NEW DELHI: In a historic announcement in the country's space programs, Indian Space Research Organisation (ISRO) on Thursday said that India will set up its own space station.
ISRO chairman K. Sivan, during a joint press meet with minister of state for department of space Jitendra Singh in New Delhi on Thursday, said the high-profile project of setting up India's own space station will be an extension or next phase of the Gaganyaan mission or the human spaceflight program, which involves sending three Indian astronauts to space for seven days in the lower Earth orbit (LEO) of 120-400 km.
He said, "Our Gaganyaan program has to be sustained after we launch a human space mission. In that regard, India is planning to have its own space station. We don't want to part of the existing International Space Station (ISS), therefore we want to set up our own. However, our station, which will be set up in 5 to 7 years, won't be very huge. It will have a mass of 20 tonnes and will be used for scientific studies, including microgravity tests."
The ISRO chief explained that the work on the space station will be taken forward after the Gaganyaan mission, which would be launched by December 2021. "We will forward the financial documents to the government for budget approval only after the Gaganyaan mission."
On a question about sending people to this India's own space station, Sivan said, "It will have a provision where people can live in this station for 15-20 days. However, the fine details related to the project will be announced only after the Gaganyaan project."
He said, "ISRO is also planning to join the international effort to send humans to the Moon and Mars, and colonize the Moon."
On the Gaganyaan mission, Sivan said, "We are running against time in order to meet the 2022 deadline given by our PM. As we are planning to launch the mission by December 2021, we will send our shortlisted astronauts for advanced training abroad as there is no time to set up the training center here. However, basic training will happen in India." Jitendra Singh said, "Shortlisting of the Indian crew will be over in six weeks and training will be complete in a year or two."
The ISRO chief also cast light on upcoming interplanetary missions like Chandrayaan-2, Aditya (solar) mission and Venus program. He said Chandrayaan-2 will be launched at 2.15 am on July 15 and ISRO will try to land its rover on the Moon on September 6.
Sivan said that Aditya will be launched by 2020-mid and would aim to study the sun’s corona and its impact on climatic changes. "We have fixed a point called Liberation point L1 between the Earth and the Sun, which is some 1.5 million km from the Earth.
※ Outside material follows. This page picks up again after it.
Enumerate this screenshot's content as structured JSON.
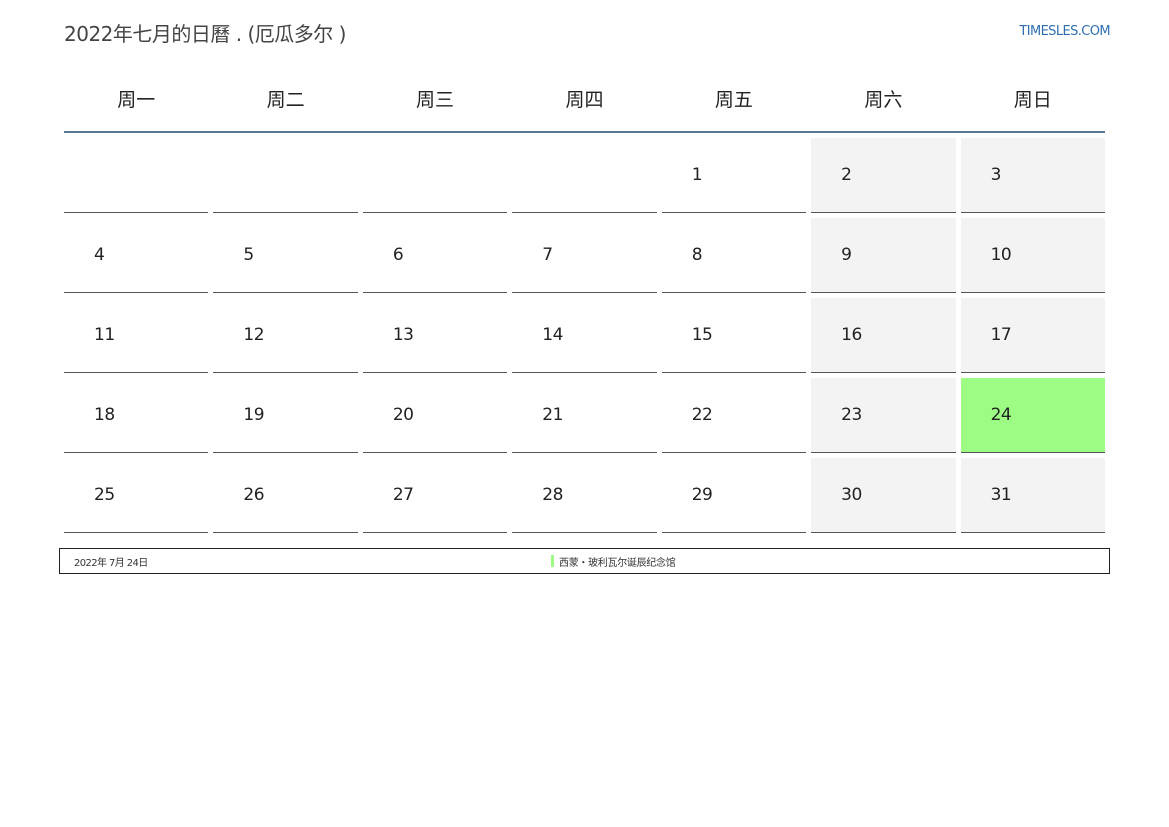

Our spacecraft will be sent to this L1 point in 109 days where it will do various scientific studies" like coronal study, UV imaging and magnetic field".
He said the mission to Venus is planned in mid-2023 when a GSLV Mk III will take the spacecraft to the planet. It will study Venus atmospheric property, surface topography and atmospheric composition. "On our announcement of opportunities, we had received a lot of payloads. But we have shortlisted 23 payloads till now for the Venus mission."
The ISRO chairman said that "foremost priority of our space programs is to provide safety, security and quality of life to our people. Because of giant strides made by Vikram Sarabhai years back, we are enjoying the fruits of their hard work. Now, we have to make advancement in space programs and plan interplanetary missions keeping in mind our future generation.
The minister, "India's space program started very late as compared to the U.S. and Russia, but today, we are launching the second Moon mission and human spaceflight missions." Jitendra Singh said that foreign space agencies are now procuring data and images sent by Chandrayaan-1 and Mangalyaan to further their scientific studies.
He also explained that how the NDA government have made ministries make the most of space applications for the effective rollout of their infrastructure projects like the use of satellites in road constructions, safeguarding of borders, geotagging of MGNREGA workers, soil testing and keeping a watch on unmanned railway crossings.